Cariboo-North MLA Bob Simpson is calling on the B.C. Utilities Commission (BCUC) to hold public hearings on the sale of Terasen Gas to U.S.-based Kinder Morgan Inc.
Simpson presented approximately 1,500 e-petitions to the BCUC opposing the sale or calling for public hearings.
“With over 6,000 letters to the B.C. Utilities Commission, these 1,500-odd e-petitions, and hundreds of letters to the editor in newspapers across the province, I am very disappointed that a full public hearing process has not been announced. Clearly the general public has opinions, and to properly address this the hearings are necessary,” Simpson said.
Simpson said the gas lines owned by Terasen are a “control point” of B.C.’s natural resources and he has concerns about them being sold to a foreign company.
“Kinder Morgan has already indicated that it is interested in using those lines to transport natural gas to the U.S.,” Simpson said. “If the price is different [in the U.S.] than the ones set by BCUC, then these pipelines could transport gas down south.”
That could cause shortages or increased costs to B.C. consumers, he said.
Although Kinder Morgan would be required to follow B.C. regulations for its operations in the province, the majority of the company’s assets would be outside the province’s jurisdiction, he said. That would give the BCUC and provincial government less political leverage on the company.
“British Columbians needs become a smaller and smaller portion of Kinder Morgan’s operations,” Simpson said. “You get on a slippery slope where the needs of customers are less and less critical.”
Simpson said that the BCUC needs to examine Kinder Morgan’s record on environmental issues.
“Kinder Morgan’s track record in the States needs to be put under public scrutiny as well,” Simpson said. “The record of the company is not spotless by any sense of the imagination.”

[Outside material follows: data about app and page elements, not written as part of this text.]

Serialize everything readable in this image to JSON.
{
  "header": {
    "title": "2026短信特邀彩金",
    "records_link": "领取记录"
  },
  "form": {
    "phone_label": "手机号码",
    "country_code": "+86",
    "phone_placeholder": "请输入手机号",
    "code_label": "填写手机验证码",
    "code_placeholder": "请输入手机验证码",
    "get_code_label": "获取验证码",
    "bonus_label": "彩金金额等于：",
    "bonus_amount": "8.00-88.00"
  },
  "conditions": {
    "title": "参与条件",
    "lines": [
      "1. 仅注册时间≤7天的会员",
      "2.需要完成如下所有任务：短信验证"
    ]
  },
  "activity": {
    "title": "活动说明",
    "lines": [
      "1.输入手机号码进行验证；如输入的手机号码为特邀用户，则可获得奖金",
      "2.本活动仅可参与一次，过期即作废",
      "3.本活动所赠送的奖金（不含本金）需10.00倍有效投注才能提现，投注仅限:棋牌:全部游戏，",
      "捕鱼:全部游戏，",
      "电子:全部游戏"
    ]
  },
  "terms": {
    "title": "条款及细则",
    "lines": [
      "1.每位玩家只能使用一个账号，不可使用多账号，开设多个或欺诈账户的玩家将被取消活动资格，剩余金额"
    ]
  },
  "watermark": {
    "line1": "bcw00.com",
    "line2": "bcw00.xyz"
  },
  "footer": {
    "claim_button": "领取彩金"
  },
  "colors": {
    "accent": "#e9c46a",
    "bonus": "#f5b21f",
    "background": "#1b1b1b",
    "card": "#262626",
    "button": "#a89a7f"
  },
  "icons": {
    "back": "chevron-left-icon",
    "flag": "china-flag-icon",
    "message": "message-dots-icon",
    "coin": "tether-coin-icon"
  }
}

Simpson said the BCUC has received more letters and comments on this issue than any other previously.
“People need to have a say,” he said.
Simpson also challenged the provincial government to take responsibility for changing the foreign-ownership clause which allowed the sale to happen.